Nunavut’s most northerly community seeks meeting on coal exploration
"We are not interested in allowing resource exploitation and exploration in that area of Ellesmere Island"
The mayor of Grise Fiord, the chair of its hunters and trappers organization and the chair of its community lands and resource committee say they don’t support the plans of the Canada Coal Inc. to continue exploration on Ellesmere Island, where the company has found extensive coal deposits.
Mayor Liza Ningiuk, the HTO’s Jaypetee Akeeagok and the CLARC’s Larry Audlaluk want representatives of the company, the federal government, Inuit organizations and the Nunavut Impact Review Board to come to a public meeting in Grise Fiord to talk about Canada Coal’s 2013 plans for the exploration of Ellesmere’s Folsheim peninsula.
A letter about the 2013 license application review for Canada Coal arrived in Grise Fiord past the date for comments, Ningiuk, Akeeagok and Audlaluk said in their Feb. 14 letter to the Mining Recorder Office in Iqaluit.
In the letter they outlined their concerns about an area that is “a primary source of otherwise scare wildlife and fish resources and is regularly used by Inuit for harvesting purposes.”
These concerns also include fears that the endangered Peary caribou and the ancient petrified forests on Axel Heiberg and Ellesmere Island will be disturbed.
They say the fossil forests are “unique international treasures of global significance” which should not “be compromised by the ravages of resource exploration and exploitation.”
The community of Grise Fiord is not against economic development, they say, but the negative impacts to the environment in this area far outweigh the benefits — a message they say they told representatives of Canada Coal on two previous occasions last year.
“Both times we made it clear that we are not interested in allowing resource exploitation and exploration is that area of Ellesmere island,” they wrote. “We have not changed our minds.”
Canada Coal, which owns 75 coal exploration licences covering roughly 2.5 million acres of territory on Nunavut’s Ellesmere and Axel Heiberg islands, says its 2012 exploration program showed there are “extensive thermal coal deposits, with low sulphur and ash content” located on Ellesmere’s Fosheim Peninsula. These could help solve Nunavut’s energy crisis, the company said.

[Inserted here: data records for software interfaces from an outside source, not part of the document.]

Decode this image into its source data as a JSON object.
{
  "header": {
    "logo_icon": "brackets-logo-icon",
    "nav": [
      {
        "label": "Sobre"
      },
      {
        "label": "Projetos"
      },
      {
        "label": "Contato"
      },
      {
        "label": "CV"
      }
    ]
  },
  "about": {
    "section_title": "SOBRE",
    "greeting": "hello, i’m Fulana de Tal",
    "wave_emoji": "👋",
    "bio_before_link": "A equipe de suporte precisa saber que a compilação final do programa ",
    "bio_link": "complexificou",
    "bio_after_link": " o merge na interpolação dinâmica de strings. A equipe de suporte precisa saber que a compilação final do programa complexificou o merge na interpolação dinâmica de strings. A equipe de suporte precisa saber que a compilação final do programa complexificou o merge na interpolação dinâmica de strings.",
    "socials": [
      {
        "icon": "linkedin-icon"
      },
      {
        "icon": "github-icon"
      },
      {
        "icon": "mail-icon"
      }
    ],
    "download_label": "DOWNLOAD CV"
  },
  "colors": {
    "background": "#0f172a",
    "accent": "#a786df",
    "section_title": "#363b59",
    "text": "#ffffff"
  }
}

Its western Fosheim Peninsula is one of six coal license areas owned by the company, about 36 kilometres east of Eureka and at located the heart of its “Nunavut Coal Project.”
Initial sampling of that area in the 1980s suggested it contains about 22 billion tonnes of coal.